As far back as they'd need to look to find two
Yes, UCLA (10-7, and 2-2 in the
Tony Parker took a charge.
Afterward, the 6-feet-9, 260-pound junior was wracking his brain, thinking aloud, trying to determine the last time that happened. All of college was ruled out, except for that one time against
"It was luck more than a charge," he admitted.
High school was definitely out, he said, meaning Sunday yielded a first.
"That was the first time, like, I planned on taking in a charge," Parker said.
Upon returning to Westwood after a five-game losing streak, UCLA Coach Steve Alford made a shift. With the pace lagging and jump-shooting off-kilter, Alford decided it was time to involve the big men.
Alford added wrinkles that would allow players like Parker and Kevon Looney to find better positioning and spacing, Parker said. And in the two games since, the guards have fed the ball inside.
"It was a righteous move," Parker declared.
The result has been a more balanced attack and a rejuvenated Parker. He scored 13 points to go with eight rebounds on Sunday and now has 35 points and 20 rebounds in the two games following the strategy change. Looney, his fellow big man, added 15 points and seven rebounds against the Golden Bears.
"That's when we're playing our best," Bryce Alford said of the inside-out game.
In the second half, when UCLA began pounding the paint, the Bruins outscored California (11-6, 1-3) by 14 points. For the second game in a row, the Bruins also harassed the opposing offense with a full-court press.

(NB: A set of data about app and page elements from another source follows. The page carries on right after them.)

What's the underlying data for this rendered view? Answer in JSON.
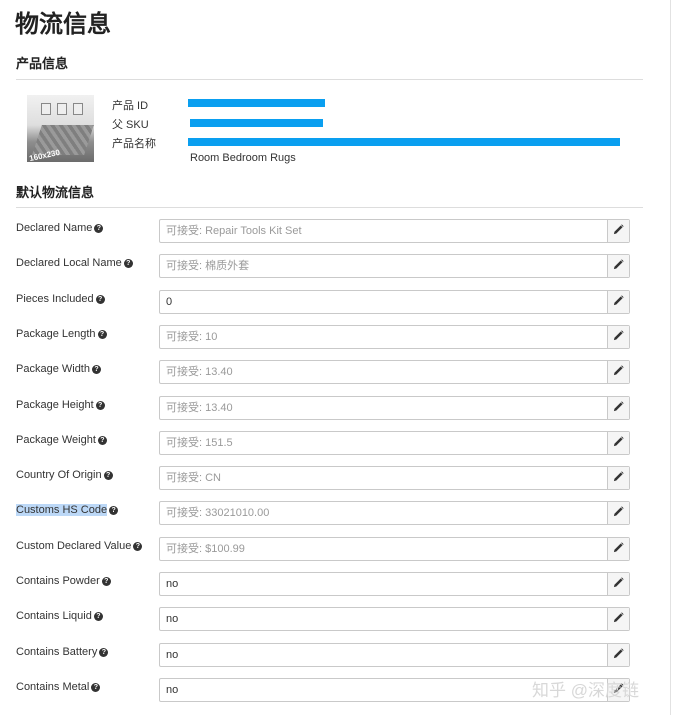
{
  "page": {
    "title": "物流信息"
  },
  "product_section": {
    "title": "产品信息",
    "image_text": "160x230",
    "labels": {
      "product_id": "产品 ID",
      "parent_sku": "父 SKU",
      "product_name": "产品名称"
    },
    "product_name_value": "Room Bedroom Rugs",
    "redaction_color": "#0a9ff0"
  },
  "logistics_section": {
    "title": "默认物流信息",
    "rows": [
      {
        "label": "Declared Name",
        "placeholder": "可接受: Repair Tools Kit Set",
        "value": ""
      },
      {
        "label": "Declared Local Name",
        "placeholder": "可接受: 棉质外套",
        "value": ""
      },
      {
        "label": "Pieces Included",
        "placeholder": "",
        "value": "0"
      },
      {
        "label": "Package Length",
        "placeholder": "可接受: 10",
        "value": ""
      },
      {
        "label": "Package Width",
        "placeholder": "可接受: 13.40",
        "value": ""
      },
      {
        "label": "Package Height",
        "placeholder": "可接受: 13.40",
        "value": ""
      },
      {
        "label": "Package Weight",
        "placeholder": "可接受: 151.5",
        "value": ""
      },
      {
        "label": "Country Of Origin",
        "placeholder": "可接受: CN",
        "value": ""
      },
      {
        "label": "Customs HS Code",
        "placeholder": "可接受: 33021010.00",
        "value": "",
        "selected": true
      },
      {
        "label": "Custom Declared Value",
        "placeholder": "可接受: $100.99",
        "value": ""
      },
      {
        "label": "Contains Powder",
        "placeholder": "",
        "value": "no"
      },
      {
        "label": "Contains Liquid",
        "placeholder": "",
        "value": "no"
      },
      {
        "label": "Contains Battery",
        "placeholder": "",
        "value": "no"
      },
      {
        "label": "Contains Metal",
        "placeholder": "",
        "value": "no"
      }
    ]
  },
  "icons": {
    "help": "question-circle-icon",
    "edit": "pencil-icon"
  },
  "watermark": "知乎 @深度链",
  "colors": {
    "selection_highlight": "#bcd8f7"
  }
}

UCLA led by five at halftime thanks to efforts by Isaac Hamilton, who finished with 13 points, and Norman Powell, who had 14, despite a bruised hip sustained on Thursday.
"As long as nothing's broken," Powell said, "I'm going to be out there."
The 19-point win was UCLA's most lopsided since a 28-point win over Cal State Fullerton on Dec. 3.
Since then, UCLA has enjoyed few moments of levity. A five-game losing streak was only ended by the double-overtime victory against Stanford on Thursday, which players say has provided some momentum. Enough, even, to goad Parker into taking one for the team.
Afterward, Parker said, "I wanted to come out so I could get the charge standing ovation."
Alas, Alford decided to keep Parker in the game — a smart decision, given Parker's effectiveness. But definitely not so righteous.